Exercise - For the word "text", count the lines of the data that include it and give only the total.

......

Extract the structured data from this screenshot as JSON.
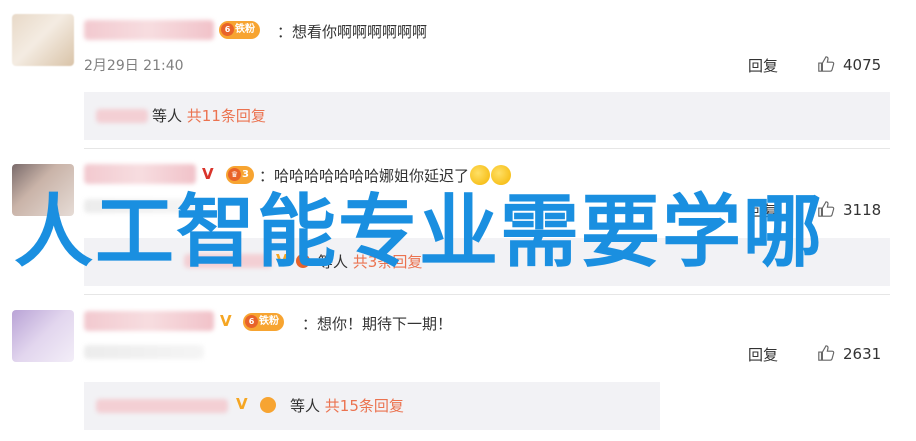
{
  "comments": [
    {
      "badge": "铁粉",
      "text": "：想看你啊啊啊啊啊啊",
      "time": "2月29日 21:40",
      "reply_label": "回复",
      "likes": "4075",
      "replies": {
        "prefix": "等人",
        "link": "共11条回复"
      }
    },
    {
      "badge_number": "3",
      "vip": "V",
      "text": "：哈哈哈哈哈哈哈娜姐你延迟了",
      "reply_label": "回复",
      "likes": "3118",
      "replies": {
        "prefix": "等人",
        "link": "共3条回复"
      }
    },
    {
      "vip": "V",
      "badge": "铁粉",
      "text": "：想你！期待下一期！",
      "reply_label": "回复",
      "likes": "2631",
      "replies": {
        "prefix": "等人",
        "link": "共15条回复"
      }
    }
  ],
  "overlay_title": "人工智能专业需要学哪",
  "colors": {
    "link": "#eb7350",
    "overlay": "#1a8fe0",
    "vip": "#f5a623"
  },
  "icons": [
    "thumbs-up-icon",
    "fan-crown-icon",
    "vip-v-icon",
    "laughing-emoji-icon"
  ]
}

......

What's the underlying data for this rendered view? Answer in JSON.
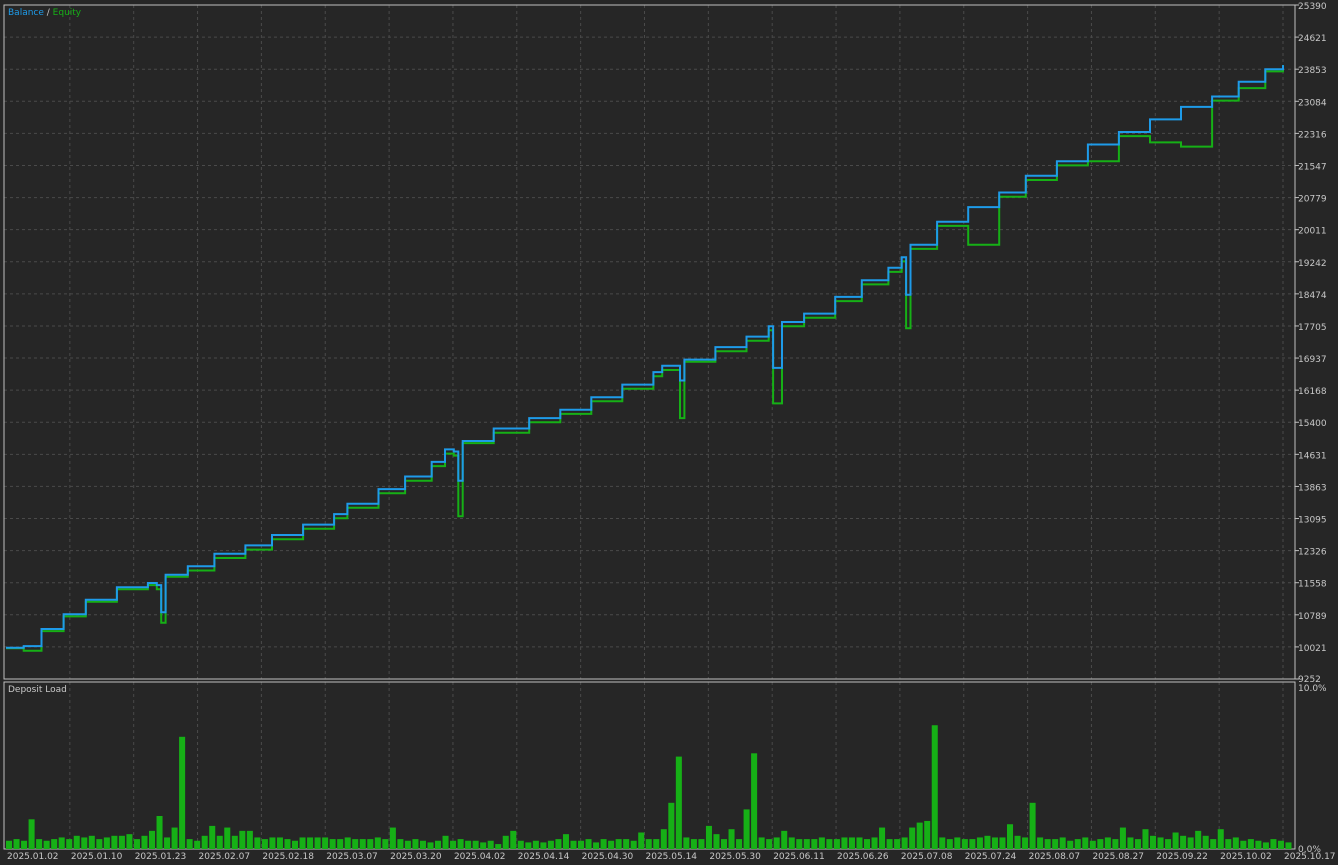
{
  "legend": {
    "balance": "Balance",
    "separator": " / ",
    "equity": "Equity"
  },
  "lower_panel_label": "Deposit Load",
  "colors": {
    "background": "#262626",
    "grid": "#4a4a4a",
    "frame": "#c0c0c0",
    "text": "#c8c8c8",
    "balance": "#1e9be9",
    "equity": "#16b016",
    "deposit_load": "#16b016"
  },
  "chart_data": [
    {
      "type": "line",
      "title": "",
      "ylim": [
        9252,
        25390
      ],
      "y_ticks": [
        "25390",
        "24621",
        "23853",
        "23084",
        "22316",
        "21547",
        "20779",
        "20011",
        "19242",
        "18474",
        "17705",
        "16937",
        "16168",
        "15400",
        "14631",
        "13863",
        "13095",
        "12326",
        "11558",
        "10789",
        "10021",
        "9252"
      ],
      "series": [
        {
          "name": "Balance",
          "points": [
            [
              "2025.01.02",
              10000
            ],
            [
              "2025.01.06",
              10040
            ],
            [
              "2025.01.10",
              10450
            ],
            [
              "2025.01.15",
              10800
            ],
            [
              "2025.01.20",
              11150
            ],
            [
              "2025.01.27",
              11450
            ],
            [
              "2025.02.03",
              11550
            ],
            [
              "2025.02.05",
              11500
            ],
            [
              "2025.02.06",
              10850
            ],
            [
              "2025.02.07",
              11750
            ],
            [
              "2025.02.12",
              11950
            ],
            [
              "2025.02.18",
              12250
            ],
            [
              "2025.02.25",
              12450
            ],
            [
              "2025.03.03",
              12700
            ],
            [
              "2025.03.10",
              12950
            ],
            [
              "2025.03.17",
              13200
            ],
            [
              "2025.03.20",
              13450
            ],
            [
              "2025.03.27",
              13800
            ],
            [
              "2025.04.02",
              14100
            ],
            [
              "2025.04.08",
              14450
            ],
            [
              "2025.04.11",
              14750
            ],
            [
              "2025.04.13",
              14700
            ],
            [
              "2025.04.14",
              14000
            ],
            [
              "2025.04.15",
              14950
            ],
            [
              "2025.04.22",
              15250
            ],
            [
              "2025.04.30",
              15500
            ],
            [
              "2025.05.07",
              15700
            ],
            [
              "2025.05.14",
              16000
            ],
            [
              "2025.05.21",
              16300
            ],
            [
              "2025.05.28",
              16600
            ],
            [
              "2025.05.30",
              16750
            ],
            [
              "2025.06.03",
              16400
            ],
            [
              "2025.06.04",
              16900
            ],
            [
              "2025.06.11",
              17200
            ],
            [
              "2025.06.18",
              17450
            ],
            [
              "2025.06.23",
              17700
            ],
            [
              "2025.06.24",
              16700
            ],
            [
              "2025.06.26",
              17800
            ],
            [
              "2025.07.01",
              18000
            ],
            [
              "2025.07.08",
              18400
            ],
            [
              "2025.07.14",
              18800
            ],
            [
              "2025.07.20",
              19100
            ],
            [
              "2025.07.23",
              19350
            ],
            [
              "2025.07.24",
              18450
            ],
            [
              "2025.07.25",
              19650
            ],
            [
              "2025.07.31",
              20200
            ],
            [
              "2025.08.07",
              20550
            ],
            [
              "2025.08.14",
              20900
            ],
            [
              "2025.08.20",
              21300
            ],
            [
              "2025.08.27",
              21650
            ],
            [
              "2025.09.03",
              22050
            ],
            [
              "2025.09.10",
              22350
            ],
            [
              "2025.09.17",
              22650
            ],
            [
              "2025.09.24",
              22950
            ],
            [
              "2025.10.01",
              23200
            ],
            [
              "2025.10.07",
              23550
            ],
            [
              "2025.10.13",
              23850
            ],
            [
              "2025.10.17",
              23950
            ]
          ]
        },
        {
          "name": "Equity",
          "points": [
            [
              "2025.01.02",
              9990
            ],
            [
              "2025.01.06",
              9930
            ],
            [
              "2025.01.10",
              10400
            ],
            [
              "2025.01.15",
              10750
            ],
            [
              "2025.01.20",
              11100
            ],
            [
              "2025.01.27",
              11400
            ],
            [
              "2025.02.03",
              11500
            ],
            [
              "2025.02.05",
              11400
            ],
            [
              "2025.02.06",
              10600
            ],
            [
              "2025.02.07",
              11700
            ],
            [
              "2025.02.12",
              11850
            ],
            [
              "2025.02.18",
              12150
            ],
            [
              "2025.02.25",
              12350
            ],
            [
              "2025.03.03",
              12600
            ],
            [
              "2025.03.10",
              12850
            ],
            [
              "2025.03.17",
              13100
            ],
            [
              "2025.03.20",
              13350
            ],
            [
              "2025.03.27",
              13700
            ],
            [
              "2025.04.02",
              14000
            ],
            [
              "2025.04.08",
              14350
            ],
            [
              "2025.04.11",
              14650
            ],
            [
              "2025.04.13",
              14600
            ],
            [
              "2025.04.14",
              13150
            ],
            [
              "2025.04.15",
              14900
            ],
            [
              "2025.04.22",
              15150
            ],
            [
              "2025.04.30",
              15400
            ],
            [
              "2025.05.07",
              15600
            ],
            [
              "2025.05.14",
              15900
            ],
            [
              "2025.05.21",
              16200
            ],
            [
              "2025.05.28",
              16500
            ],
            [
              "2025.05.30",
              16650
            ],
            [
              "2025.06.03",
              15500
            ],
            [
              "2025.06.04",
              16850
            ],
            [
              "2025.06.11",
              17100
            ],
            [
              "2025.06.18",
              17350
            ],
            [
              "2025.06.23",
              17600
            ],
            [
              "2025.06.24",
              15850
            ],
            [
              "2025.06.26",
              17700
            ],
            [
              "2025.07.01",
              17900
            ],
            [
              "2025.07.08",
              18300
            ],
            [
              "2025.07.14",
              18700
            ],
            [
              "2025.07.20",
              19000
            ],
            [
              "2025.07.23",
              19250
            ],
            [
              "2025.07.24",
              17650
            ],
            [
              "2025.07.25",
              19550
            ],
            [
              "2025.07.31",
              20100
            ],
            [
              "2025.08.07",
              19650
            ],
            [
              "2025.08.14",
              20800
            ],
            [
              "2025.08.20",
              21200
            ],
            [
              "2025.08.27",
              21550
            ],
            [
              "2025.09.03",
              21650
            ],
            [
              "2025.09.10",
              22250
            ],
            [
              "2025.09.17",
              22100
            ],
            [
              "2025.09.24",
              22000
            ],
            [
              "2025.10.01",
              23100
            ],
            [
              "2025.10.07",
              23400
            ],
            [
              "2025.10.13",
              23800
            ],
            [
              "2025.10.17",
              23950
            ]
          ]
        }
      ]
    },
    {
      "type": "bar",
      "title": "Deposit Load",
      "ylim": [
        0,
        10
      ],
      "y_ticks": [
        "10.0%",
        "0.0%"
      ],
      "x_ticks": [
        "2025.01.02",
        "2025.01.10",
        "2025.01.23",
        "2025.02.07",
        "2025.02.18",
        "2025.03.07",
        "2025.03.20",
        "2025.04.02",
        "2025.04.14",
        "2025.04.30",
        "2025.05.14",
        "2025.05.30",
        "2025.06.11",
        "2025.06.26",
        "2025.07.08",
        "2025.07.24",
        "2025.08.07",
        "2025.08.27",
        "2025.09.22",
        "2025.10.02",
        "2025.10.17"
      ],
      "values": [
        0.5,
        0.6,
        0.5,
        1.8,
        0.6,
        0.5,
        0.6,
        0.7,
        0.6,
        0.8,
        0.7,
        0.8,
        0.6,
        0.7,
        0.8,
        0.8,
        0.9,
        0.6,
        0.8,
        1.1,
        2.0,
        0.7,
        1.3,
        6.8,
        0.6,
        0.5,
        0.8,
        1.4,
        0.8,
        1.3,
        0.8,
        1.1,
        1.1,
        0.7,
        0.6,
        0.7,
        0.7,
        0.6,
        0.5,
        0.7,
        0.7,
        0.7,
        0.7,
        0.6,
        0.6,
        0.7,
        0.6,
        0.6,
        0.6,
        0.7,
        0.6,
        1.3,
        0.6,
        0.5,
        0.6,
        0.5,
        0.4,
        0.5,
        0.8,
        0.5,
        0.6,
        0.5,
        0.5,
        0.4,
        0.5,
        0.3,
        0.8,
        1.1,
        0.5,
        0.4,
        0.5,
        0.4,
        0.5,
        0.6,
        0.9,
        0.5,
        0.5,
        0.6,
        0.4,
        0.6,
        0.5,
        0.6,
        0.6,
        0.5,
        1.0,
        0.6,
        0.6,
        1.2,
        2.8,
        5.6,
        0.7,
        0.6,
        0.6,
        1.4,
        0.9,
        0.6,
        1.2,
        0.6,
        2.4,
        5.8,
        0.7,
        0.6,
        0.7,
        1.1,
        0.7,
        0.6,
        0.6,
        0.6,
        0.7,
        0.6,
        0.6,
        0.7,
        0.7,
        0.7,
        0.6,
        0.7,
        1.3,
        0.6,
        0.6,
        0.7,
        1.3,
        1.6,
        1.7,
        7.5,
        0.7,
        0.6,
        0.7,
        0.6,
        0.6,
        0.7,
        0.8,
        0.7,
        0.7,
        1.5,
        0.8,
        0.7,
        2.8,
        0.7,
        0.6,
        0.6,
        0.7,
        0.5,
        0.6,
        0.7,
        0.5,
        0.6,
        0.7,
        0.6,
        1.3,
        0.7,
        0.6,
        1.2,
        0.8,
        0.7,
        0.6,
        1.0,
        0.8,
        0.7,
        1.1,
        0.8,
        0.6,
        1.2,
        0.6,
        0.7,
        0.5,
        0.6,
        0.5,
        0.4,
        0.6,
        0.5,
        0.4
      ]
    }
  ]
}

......

Output for this exercise - 4